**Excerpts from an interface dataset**
--- START ---
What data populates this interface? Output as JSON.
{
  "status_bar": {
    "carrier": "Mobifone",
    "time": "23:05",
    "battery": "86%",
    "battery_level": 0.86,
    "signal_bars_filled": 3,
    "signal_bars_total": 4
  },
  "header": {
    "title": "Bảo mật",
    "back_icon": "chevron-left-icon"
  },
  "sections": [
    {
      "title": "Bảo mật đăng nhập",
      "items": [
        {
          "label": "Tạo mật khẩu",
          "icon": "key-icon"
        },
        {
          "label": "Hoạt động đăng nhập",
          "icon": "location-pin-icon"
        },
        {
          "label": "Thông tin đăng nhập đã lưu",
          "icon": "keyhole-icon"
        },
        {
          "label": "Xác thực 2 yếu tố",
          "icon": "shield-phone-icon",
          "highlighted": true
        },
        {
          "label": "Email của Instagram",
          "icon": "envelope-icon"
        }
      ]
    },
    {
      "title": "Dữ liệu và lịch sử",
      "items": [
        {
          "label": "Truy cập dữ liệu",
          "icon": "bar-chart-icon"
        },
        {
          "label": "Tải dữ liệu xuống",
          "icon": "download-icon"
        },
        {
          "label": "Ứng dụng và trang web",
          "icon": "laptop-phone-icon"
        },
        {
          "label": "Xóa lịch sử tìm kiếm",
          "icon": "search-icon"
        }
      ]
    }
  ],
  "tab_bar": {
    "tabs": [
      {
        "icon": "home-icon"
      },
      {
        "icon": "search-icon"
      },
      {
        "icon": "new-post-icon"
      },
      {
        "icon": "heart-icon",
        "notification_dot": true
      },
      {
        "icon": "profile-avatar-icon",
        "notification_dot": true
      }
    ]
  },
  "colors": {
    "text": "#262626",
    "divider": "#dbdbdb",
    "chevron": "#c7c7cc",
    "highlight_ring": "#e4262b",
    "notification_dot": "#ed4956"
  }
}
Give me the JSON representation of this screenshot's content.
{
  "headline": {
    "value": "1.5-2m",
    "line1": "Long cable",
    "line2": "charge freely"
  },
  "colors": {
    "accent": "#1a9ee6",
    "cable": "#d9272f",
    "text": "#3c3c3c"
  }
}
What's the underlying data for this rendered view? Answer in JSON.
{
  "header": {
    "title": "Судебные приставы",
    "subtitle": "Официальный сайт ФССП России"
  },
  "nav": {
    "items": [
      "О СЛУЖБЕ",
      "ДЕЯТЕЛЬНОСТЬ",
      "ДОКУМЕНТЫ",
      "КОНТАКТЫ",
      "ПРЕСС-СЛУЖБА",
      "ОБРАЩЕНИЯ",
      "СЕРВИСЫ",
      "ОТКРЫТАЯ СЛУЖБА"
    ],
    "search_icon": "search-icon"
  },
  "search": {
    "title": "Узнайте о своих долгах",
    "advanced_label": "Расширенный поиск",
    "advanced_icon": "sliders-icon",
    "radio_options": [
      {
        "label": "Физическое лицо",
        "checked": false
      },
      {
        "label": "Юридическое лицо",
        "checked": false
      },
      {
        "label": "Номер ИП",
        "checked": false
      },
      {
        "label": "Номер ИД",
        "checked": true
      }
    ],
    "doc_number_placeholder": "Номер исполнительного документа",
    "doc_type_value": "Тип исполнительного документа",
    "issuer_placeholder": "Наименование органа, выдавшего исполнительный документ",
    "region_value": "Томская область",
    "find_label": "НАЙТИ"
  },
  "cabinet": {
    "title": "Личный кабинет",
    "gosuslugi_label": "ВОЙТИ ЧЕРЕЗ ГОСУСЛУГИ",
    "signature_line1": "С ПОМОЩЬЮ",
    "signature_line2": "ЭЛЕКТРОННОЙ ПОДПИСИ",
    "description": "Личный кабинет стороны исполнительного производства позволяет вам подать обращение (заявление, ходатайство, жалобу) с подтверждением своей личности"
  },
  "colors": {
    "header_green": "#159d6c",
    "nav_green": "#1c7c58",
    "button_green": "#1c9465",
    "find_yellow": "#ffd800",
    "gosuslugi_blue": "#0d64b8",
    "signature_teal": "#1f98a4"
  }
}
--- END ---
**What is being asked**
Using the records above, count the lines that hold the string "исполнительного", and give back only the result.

**Response area**
3